In place of a textbook, students will keep a Student Data Record -- basically a lab booklet where they write observations and answer prompts.
ELA and math instruction that align with school-adopted Common Core State Standards are written into the curriculum. Science instruction aligns Next Generation Science Standards.
In the past, science was snuck in whenever teachers could make time for it, and most of it was based on textbook instruction. LabLearner relies more on lecture and investigative learning.
“I think they’ll take a lot more away from it than reading in a textbook,” said Nikki Holte, who will take over as Central’s science teacher.
For Holte, returning to science after teaching multi-subject fifth grade is an exciting yet natural shift.
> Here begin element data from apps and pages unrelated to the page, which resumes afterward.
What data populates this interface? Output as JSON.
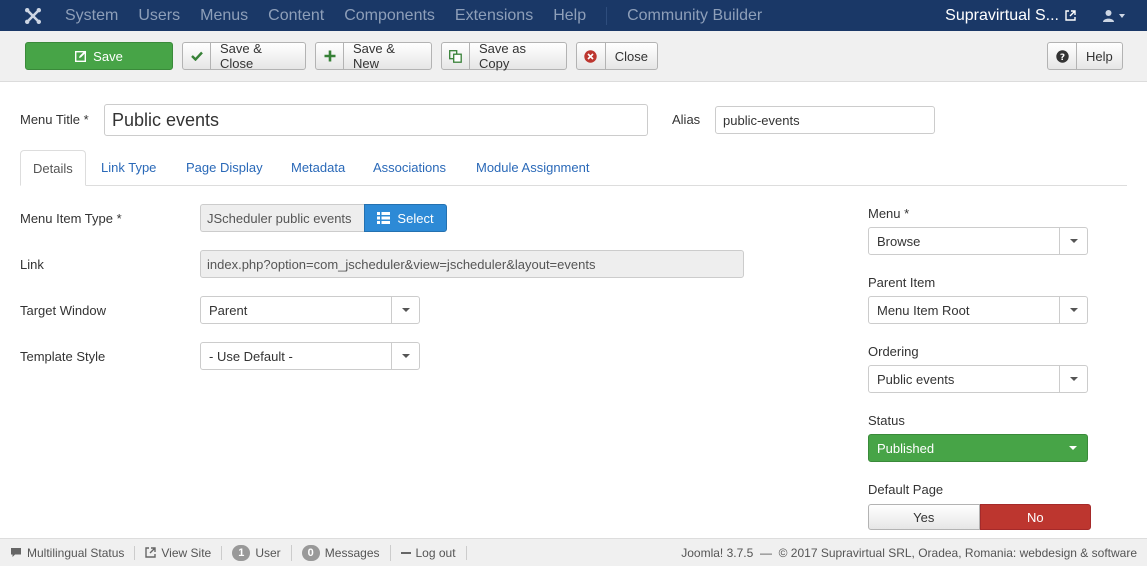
{
  "navbar": {
    "menu": [
      "System",
      "Users",
      "Menus",
      "Content",
      "Components",
      "Extensions",
      "Help"
    ],
    "extra": "Community Builder",
    "site_name": "Supravirtual S..."
  },
  "toolbar": {
    "save": "Save",
    "save_close": "Save & Close",
    "save_new": "Save & New",
    "save_copy": "Save as Copy",
    "close": "Close",
    "help": "Help"
  },
  "title_row": {
    "menu_title_label": "Menu Title *",
    "menu_title_value": "Public events",
    "alias_label": "Alias",
    "alias_value": "public-events"
  },
  "tabs": [
    "Details",
    "Link Type",
    "Page Display",
    "Metadata",
    "Associations",
    "Module Assignment"
  ],
  "details": {
    "menu_item_type_label": "Menu Item Type *",
    "menu_item_type_value": "JScheduler public events",
    "select_label": "Select",
    "link_label": "Link",
    "link_value": "index.php?option=com_jscheduler&view=jscheduler&layout=events",
    "target_window_label": "Target Window",
    "target_window_value": "Parent",
    "template_style_label": "Template Style",
    "template_style_value": "- Use Default -"
  },
  "side": {
    "menu_label": "Menu *",
    "menu_value": "Browse",
    "parent_label": "Parent Item",
    "parent_value": "Menu Item Root",
    "ordering_label": "Ordering",
    "ordering_value": "Public events",
    "status_label": "Status",
    "status_value": "Published",
    "default_label": "Default Page",
    "yes": "Yes",
    "no": "No"
  },
  "statusbar": {
    "multilingual": "Multilingual Status",
    "view_site": "View Site",
    "user_count": "1",
    "user_label": "User",
    "messages_count": "0",
    "messages_label": "Messages",
    "logout": "Log out",
    "footer": "Joomla! 3.7.5  —  © 2017 Supravirtual SRL, Oradea, Romania: webdesign & software"
  },
  "colors": {
    "navbar": "#1a3867",
    "save": "#47a447",
    "select_button": "#2d8ad6",
    "no_active": "#bd362f"
  }
}
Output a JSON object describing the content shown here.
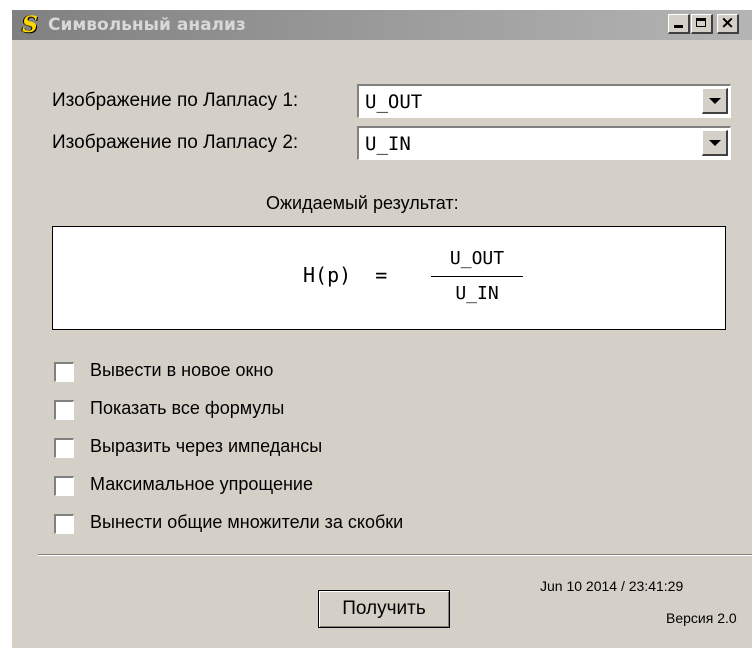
{
  "window": {
    "title": "Символьный анализ",
    "icon": "S",
    "controls": {
      "minimize": "minimize-icon",
      "maximize": "maximize-icon",
      "close": "×"
    }
  },
  "fields": [
    {
      "label": "Изображение по Лапласу 1:",
      "value": "U_OUT"
    },
    {
      "label": "Изображение по Лапласу 2:",
      "value": "U_IN"
    }
  ],
  "expected": {
    "label": "Ожидаемый результат:",
    "lhs": "H(p)",
    "equals": "=",
    "numerator": "U_OUT",
    "denominator": "U_IN"
  },
  "options": [
    {
      "label": "Вывести в новое окно",
      "checked": false
    },
    {
      "label": "Показать все формулы",
      "checked": false
    },
    {
      "label": "Выразить через импедансы",
      "checked": false
    },
    {
      "label": "Максимальное упрощение",
      "checked": false
    },
    {
      "label": "Вынести общие множители за скобки",
      "checked": false
    }
  ],
  "actions": {
    "get_label": "Получить"
  },
  "footer": {
    "date": "Jun 10 2014 / 23:41:29",
    "version": "Версия 2.0"
  },
  "colors": {
    "face": "#d4d0c8",
    "title_gradient_start": "#808080",
    "title_gradient_end": "#b5b5b5",
    "icon": "#ffd800"
  }
}
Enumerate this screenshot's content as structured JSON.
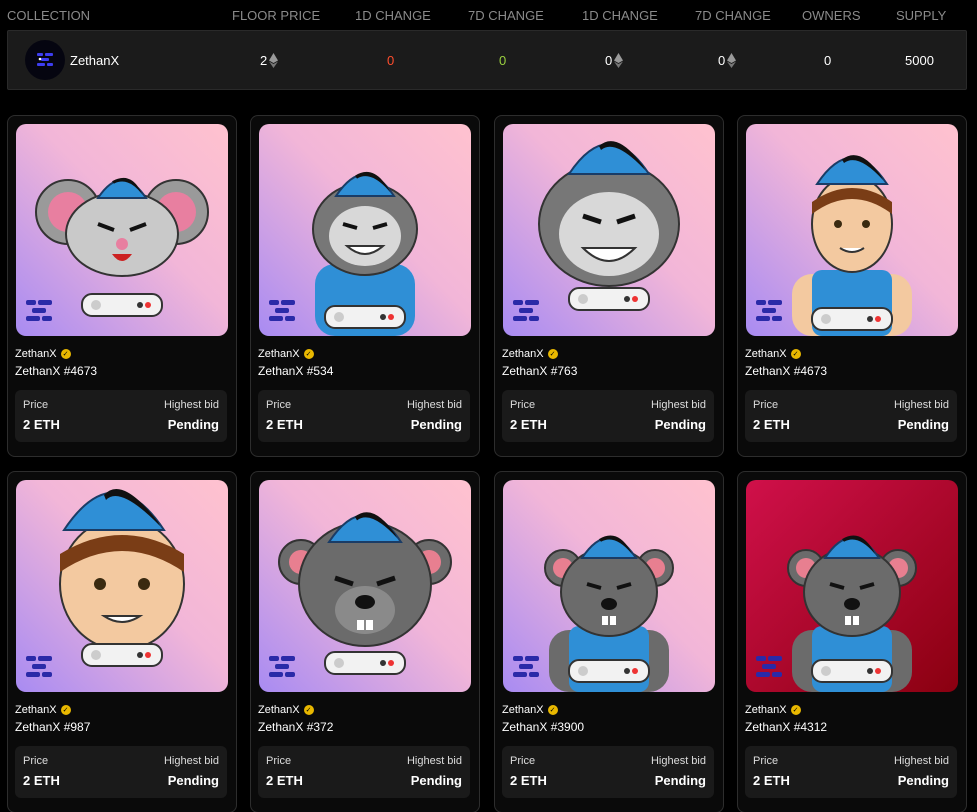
{
  "stats": {
    "columns": [
      "COLLECTION",
      "FLOOR PRICE",
      "1D CHANGE",
      "7D CHANGE",
      "1D CHANGE",
      "7D CHANGE",
      "OWNERS",
      "SUPPLY"
    ],
    "row": {
      "name": "ZethanX",
      "floor_price": "2",
      "change_1d_pct": "0",
      "change_7d_pct": "0",
      "change_1d_eth": "0",
      "change_7d_eth": "0",
      "owners": "0",
      "supply": "5000"
    }
  },
  "cards": [
    {
      "collection": "ZethanX",
      "name": "ZethanX #4673",
      "price_label": "Price",
      "price": "2 ETH",
      "bid_label": "Highest bid",
      "bid": "Pending",
      "character": "mouse-gray",
      "bg": "purple-pink"
    },
    {
      "collection": "ZethanX",
      "name": "ZethanX #534",
      "price_label": "Price",
      "price": "2 ETH",
      "bid_label": "Highest bid",
      "bid": "Pending",
      "character": "gorilla-tank",
      "bg": "purple-pink"
    },
    {
      "collection": "ZethanX",
      "name": "ZethanX #763",
      "price_label": "Price",
      "price": "2 ETH",
      "bid_label": "Highest bid",
      "bid": "Pending",
      "character": "gorilla-head",
      "bg": "purple-pink"
    },
    {
      "collection": "ZethanX",
      "name": "ZethanX #4673",
      "price_label": "Price",
      "price": "2 ETH",
      "bid_label": "Highest bid",
      "bid": "Pending",
      "character": "boy-tank",
      "bg": "purple-pink"
    },
    {
      "collection": "ZethanX",
      "name": "ZethanX #987",
      "price_label": "Price",
      "price": "2 ETH",
      "bid_label": "Highest bid",
      "bid": "Pending",
      "character": "boy-head",
      "bg": "purple-pink"
    },
    {
      "collection": "ZethanX",
      "name": "ZethanX #372",
      "price_label": "Price",
      "price": "2 ETH",
      "bid_label": "Highest bid",
      "bid": "Pending",
      "character": "rat-head",
      "bg": "purple-pink"
    },
    {
      "collection": "ZethanX",
      "name": "ZethanX #3900",
      "price_label": "Price",
      "price": "2 ETH",
      "bid_label": "Highest bid",
      "bid": "Pending",
      "character": "rat-tank",
      "bg": "purple-pink"
    },
    {
      "collection": "ZethanX",
      "name": "ZethanX #4312",
      "price_label": "Price",
      "price": "2 ETH",
      "bid_label": "Highest bid",
      "bid": "Pending",
      "character": "rat-tank",
      "bg": "red"
    }
  ],
  "colors": {
    "change_negative": "#ff4d2d",
    "change_positive": "#9bd13f",
    "verified_badge": "#e9b800",
    "cap_blue": "#2f8fd6"
  }
}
She studied forensic science before working toward her teaching degree.
The new curriculum allows for experiential, hands-on learning, something Holte hopes will instill in her students the same love and excitement she feels for the subject.
“They learn by doing,” she said. “I hope they keep that love with them and carry it on.”
Holte will spend the next few weeks before school starts on Aug. 19 familiarizing herself with the lessons and equipment.
Until then, she hopes students seek out science with their parents in the last fleeting days of summer.
“You don’t just have to do science in school,” she said. “It’s all around you. You should always be looking to do science.”